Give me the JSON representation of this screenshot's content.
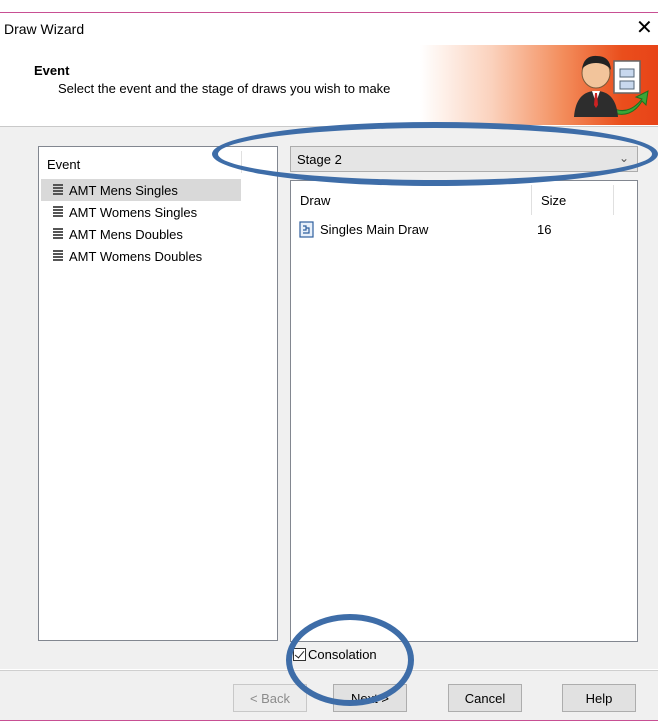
{
  "window": {
    "title": "Draw Wizard",
    "close_glyph": "✕"
  },
  "header": {
    "title": "Event",
    "subtitle": "Select the event and the stage of draws you wish to make",
    "logo_icon": "wizard-person-icon",
    "gradient_color": "#e84418"
  },
  "events": {
    "column_header": "Event",
    "items": [
      {
        "label": "AMT Mens Singles",
        "selected": true
      },
      {
        "label": "AMT Womens Singles",
        "selected": false
      },
      {
        "label": "AMT Mens Doubles",
        "selected": false
      },
      {
        "label": "AMT Womens Doubles",
        "selected": false
      }
    ]
  },
  "stage": {
    "selected": "Stage 2",
    "icon": "chevron-down-icon"
  },
  "draws": {
    "columns": [
      "Draw",
      "Size"
    ],
    "rows": [
      {
        "name": "Singles Main Draw",
        "size": "16"
      }
    ]
  },
  "consolation": {
    "label": "Consolation",
    "checked": true
  },
  "buttons": {
    "back": "< Back",
    "next": "Next >",
    "cancel": "Cancel",
    "help": "Help"
  },
  "annotation_color": "#3e6da8"
}
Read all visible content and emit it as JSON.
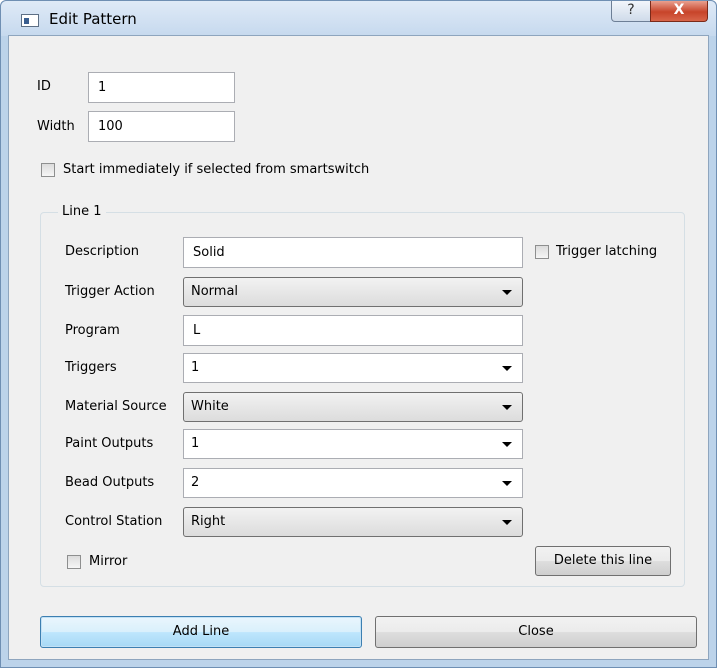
{
  "window": {
    "title": "Edit Pattern",
    "help_glyph": "?",
    "close_glyph": "X"
  },
  "form": {
    "id_label": "ID",
    "id_value": "1",
    "width_label": "Width",
    "width_value": "100",
    "start_immediately_label": "Start immediately if selected from smartswitch",
    "start_immediately_checked": false
  },
  "line_group": {
    "title": "Line 1",
    "description_label": "Description",
    "description_value": "Solid",
    "trigger_latching_label": "Trigger latching",
    "trigger_latching_checked": false,
    "trigger_action_label": "Trigger Action",
    "trigger_action_value": "Normal",
    "program_label": "Program",
    "program_value": "L",
    "triggers_label": "Triggers",
    "triggers_value": "1",
    "material_source_label": "Material Source",
    "material_source_value": "White",
    "paint_outputs_label": "Paint Outputs",
    "paint_outputs_value": "1",
    "bead_outputs_label": "Bead Outputs",
    "bead_outputs_value": "2",
    "control_station_label": "Control Station",
    "control_station_value": "Right",
    "mirror_label": "Mirror",
    "mirror_checked": false,
    "delete_label": "Delete this line"
  },
  "buttons": {
    "add_line": "Add Line",
    "close": "Close"
  },
  "icons": {
    "app": "window-icon",
    "help": "question-icon",
    "close": "close-icon",
    "dropdown": "chevron-down-icon"
  }
}
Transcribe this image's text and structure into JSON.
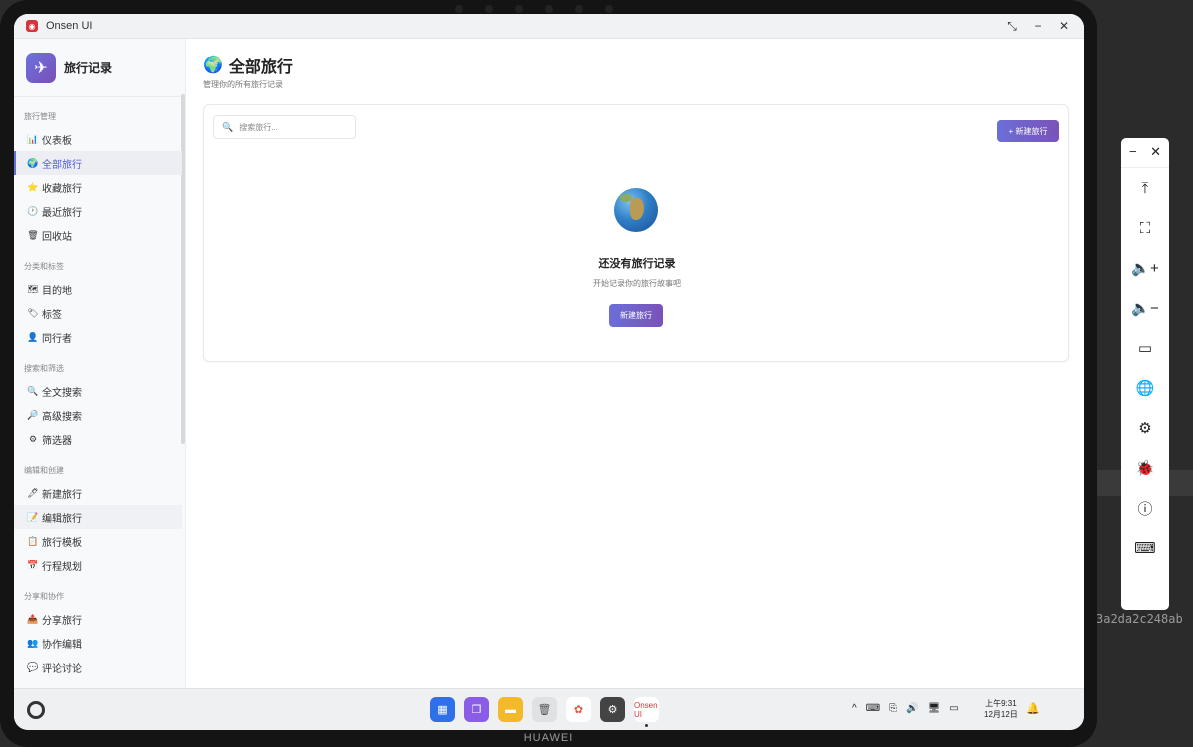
{
  "background": {
    "hash_text": "3a2da2c248ab"
  },
  "device": {
    "brand": "HUAWEI"
  },
  "window": {
    "title": "Onsen UI",
    "controls": [
      "⤡",
      "−",
      "✕"
    ]
  },
  "sidebar": {
    "app_title": "旅行记录",
    "sections": [
      {
        "title": "旅行管理",
        "items": [
          {
            "icon": "📊",
            "label": "仪表板"
          },
          {
            "icon": "🌍",
            "label": "全部旅行"
          },
          {
            "icon": "⭐",
            "label": "收藏旅行"
          },
          {
            "icon": "🕐",
            "label": "最近旅行"
          },
          {
            "icon": "🗑",
            "label": "回收站"
          }
        ]
      },
      {
        "title": "分类和标签",
        "items": [
          {
            "icon": "🗺",
            "label": "目的地"
          },
          {
            "icon": "🏷",
            "label": "标签"
          },
          {
            "icon": "👤",
            "label": "同行者"
          }
        ]
      },
      {
        "title": "搜索和筛选",
        "items": [
          {
            "icon": "🔍",
            "label": "全文搜索"
          },
          {
            "icon": "🔎",
            "label": "高级搜索"
          },
          {
            "icon": "⚙",
            "label": "筛选器"
          }
        ]
      },
      {
        "title": "编辑和创建",
        "items": [
          {
            "icon": "🖊",
            "label": "新建旅行"
          },
          {
            "icon": "📝",
            "label": "编辑旅行"
          },
          {
            "icon": "📋",
            "label": "旅行模板"
          },
          {
            "icon": "📅",
            "label": "行程规划"
          }
        ]
      },
      {
        "title": "分享和协作",
        "items": [
          {
            "icon": "📤",
            "label": "分享旅行"
          },
          {
            "icon": "👥",
            "label": "协作编辑"
          },
          {
            "icon": "💬",
            "label": "评论讨论"
          }
        ]
      }
    ]
  },
  "main": {
    "title_icon": "🌍",
    "title": "全部旅行",
    "subtitle": "管理你的所有旅行记录",
    "search_placeholder": "搜索旅行...",
    "new_button": "+ 新建旅行",
    "empty": {
      "title": "还没有旅行记录",
      "desc": "开始记录你的旅行故事吧",
      "button": "新建旅行"
    }
  },
  "taskbar": {
    "apps": [
      {
        "name": "grid-app",
        "glyph": "▦"
      },
      {
        "name": "window-app",
        "glyph": "❐"
      },
      {
        "name": "notes-app",
        "glyph": "▬"
      },
      {
        "name": "trash-app",
        "glyph": "🗑"
      },
      {
        "name": "photos-app",
        "glyph": "✿"
      },
      {
        "name": "settings-app",
        "glyph": "⚙"
      },
      {
        "name": "onsen-app",
        "glyph": "Onsen UI"
      }
    ],
    "tray": [
      "^",
      "⌨",
      "⎘",
      "🔊",
      "🖥",
      "▭"
    ],
    "time": "上午9:31",
    "date": "12月12日"
  },
  "float_toolbar": {
    "top": [
      "−",
      "✕"
    ],
    "tools": [
      {
        "name": "upload-icon",
        "glyph": "⤒"
      },
      {
        "name": "crop-icon",
        "glyph": "⛶"
      },
      {
        "name": "volume-up-icon",
        "glyph": "🔈+"
      },
      {
        "name": "volume-down-icon",
        "glyph": "🔈−"
      },
      {
        "name": "battery-icon",
        "glyph": "▭"
      },
      {
        "name": "globe-icon",
        "glyph": "🌐"
      },
      {
        "name": "settings-icon",
        "glyph": "⚙"
      },
      {
        "name": "bug-icon",
        "glyph": "🐞"
      },
      {
        "name": "info-icon",
        "glyph": "ⓘ"
      },
      {
        "name": "keyboard-icon",
        "glyph": "⌨"
      }
    ]
  }
}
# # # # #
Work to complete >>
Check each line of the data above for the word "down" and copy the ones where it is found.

Task answer >>
    "icon": "chevron-down-icon"
    "dropdown": "chevron-down-icon"
        "name": "volume-down-icon",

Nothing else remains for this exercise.